§ What is being asked
From the entries below, copy every line where the string "text" appears.
------ Extracted entries
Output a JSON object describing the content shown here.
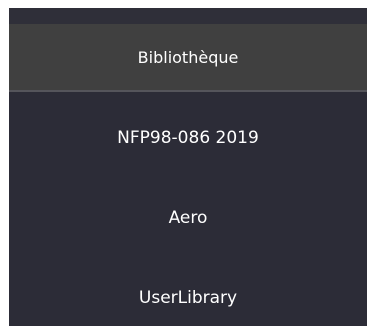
{
  "header": {
    "title": "Bibliothèque"
  },
  "library_list": {
    "items": [
      {
        "label": "NFP98-086 2019"
      },
      {
        "label": "Aero"
      },
      {
        "label": "UserLibrary"
      }
    ]
  }
}
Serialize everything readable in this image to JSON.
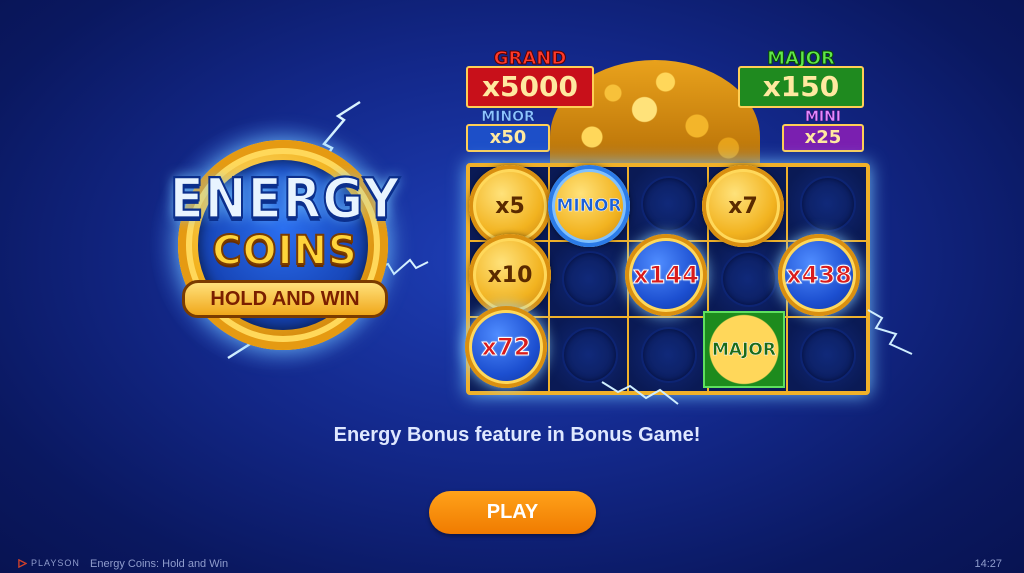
{
  "logo": {
    "line1": "ENERGY",
    "line2": "COINS",
    "ribbon": "HOLD AND WIN"
  },
  "jackpots": {
    "grand": {
      "label": "GRAND",
      "value": "x5000",
      "color": "#c8101a"
    },
    "major": {
      "label": "MAJOR",
      "value": "x150",
      "color": "#1f8a1f"
    },
    "minor": {
      "label": "MINOR",
      "value": "x50",
      "color": "#1d4fc8"
    },
    "mini": {
      "label": "MINI",
      "value": "x25",
      "color": "#7a1fb0"
    }
  },
  "grid": {
    "coins": [
      {
        "text": "x5",
        "style": "gold"
      },
      {
        "text": "MINOR",
        "style": "minor"
      },
      {
        "text": "x7",
        "style": "gold"
      },
      {
        "text": "x10",
        "style": "gold"
      },
      {
        "text": "x144",
        "style": "blue"
      },
      {
        "text": "x438",
        "style": "blue"
      },
      {
        "text": "x72",
        "style": "blue"
      },
      {
        "text": "MAJOR",
        "style": "major"
      }
    ]
  },
  "caption": "Energy Bonus feature in Bonus Game!",
  "play_button": "PLAY",
  "footer": {
    "brand": "PLAYSON",
    "game_name": "Energy Coins: Hold and Win",
    "clock": "14:27"
  },
  "colors": {
    "background": "#13288a",
    "play_button": "#f58a0a",
    "gold": "#f2b320"
  }
}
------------
§ Result
        "text": "x5",
        "text": "MINOR",
        "text": "x7",
        "text": "x10",
        "text": "x144",
        "text": "x438",
        "text": "x72",
        "text": "MAJOR",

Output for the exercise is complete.